Page and application data records
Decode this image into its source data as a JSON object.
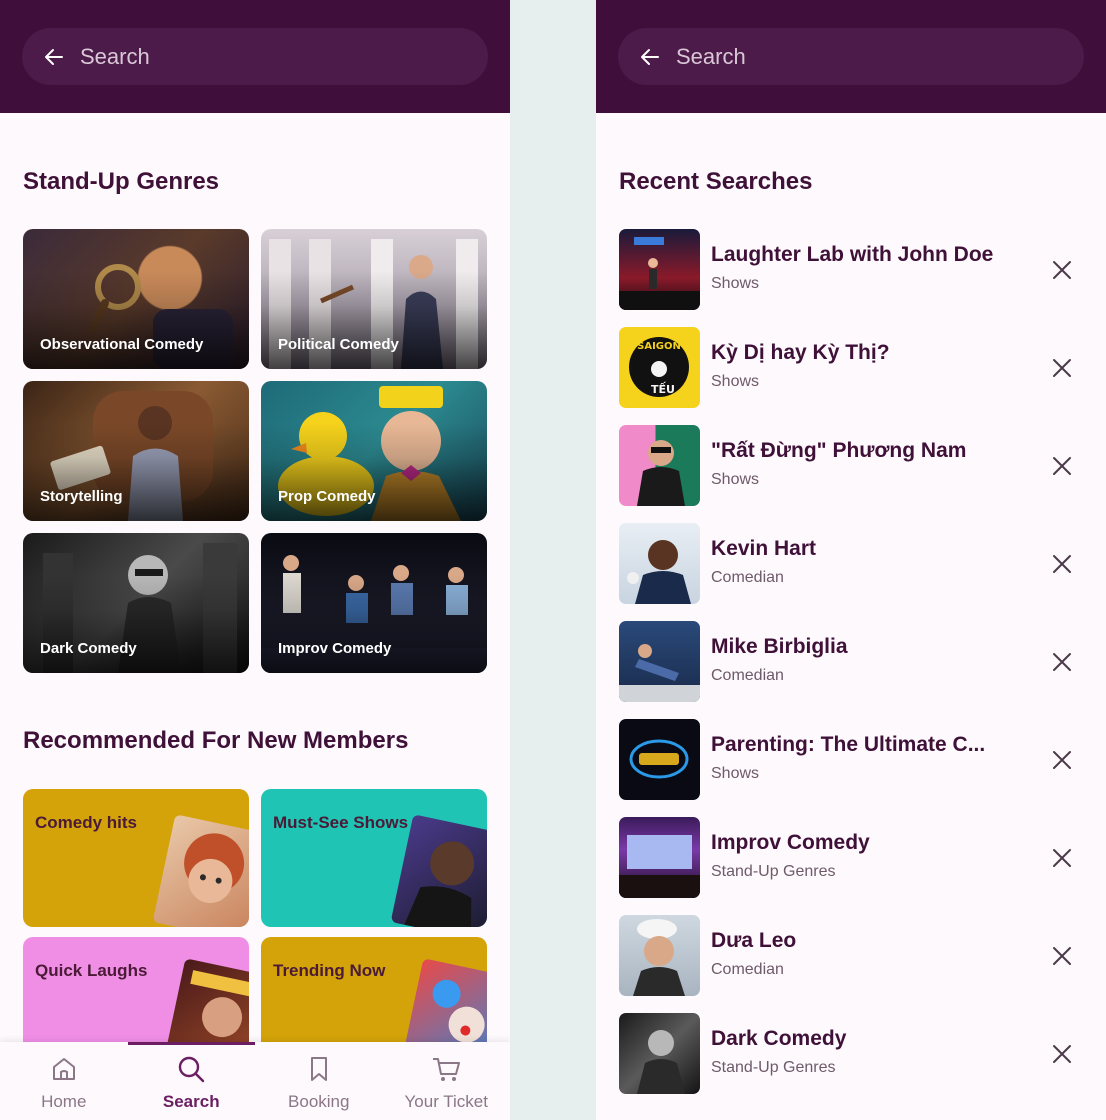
{
  "search": {
    "placeholder": "Search"
  },
  "left": {
    "genres_title": "Stand-Up Genres",
    "genres": [
      {
        "label": "Observational Comedy"
      },
      {
        "label": "Political Comedy"
      },
      {
        "label": "Storytelling"
      },
      {
        "label": "Prop Comedy"
      },
      {
        "label": "Dark Comedy"
      },
      {
        "label": "Improv Comedy"
      }
    ],
    "recommended_title": "Recommended For New Members",
    "recommended": [
      {
        "label": "Comedy hits",
        "color": "#d4a309"
      },
      {
        "label": "Must-See Shows",
        "color": "#1fc4b4"
      },
      {
        "label": "Quick Laughs",
        "color": "#f08ee6"
      },
      {
        "label": "Trending Now",
        "color": "#d4a309"
      }
    ],
    "nav": [
      {
        "label": "Home",
        "icon": "home-icon"
      },
      {
        "label": "Search",
        "icon": "search-icon"
      },
      {
        "label": "Booking",
        "icon": "bookmark-icon"
      },
      {
        "label": "Your Ticket",
        "icon": "cart-icon"
      }
    ],
    "active_nav": "Search"
  },
  "right": {
    "recent_title": "Recent Searches",
    "recent": [
      {
        "title": "Laughter Lab with John Doe",
        "subtitle": "Shows"
      },
      {
        "title": "Kỳ Dị hay Kỳ Thị?",
        "subtitle": "Shows"
      },
      {
        "title": "\"Rất Đừng\" Phương Nam",
        "subtitle": "Shows"
      },
      {
        "title": "Kevin Hart",
        "subtitle": "Comedian"
      },
      {
        "title": "Mike Birbiglia",
        "subtitle": "Comedian"
      },
      {
        "title": "Parenting: The Ultimate C...",
        "subtitle": "Shows"
      },
      {
        "title": "Improv Comedy",
        "subtitle": "Stand-Up Genres"
      },
      {
        "title": "Dưa Leo",
        "subtitle": "Comedian"
      },
      {
        "title": "Dark Comedy",
        "subtitle": "Stand-Up Genres"
      }
    ],
    "thumb_text": {
      "saigon": "SAIGON",
      "teu": "TẾU"
    }
  },
  "colors": {
    "header": "#3f0e3b",
    "accent": "#6b1f62",
    "background": "#fdf9fc"
  }
}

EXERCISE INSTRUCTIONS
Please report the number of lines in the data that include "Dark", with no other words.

REPLY
2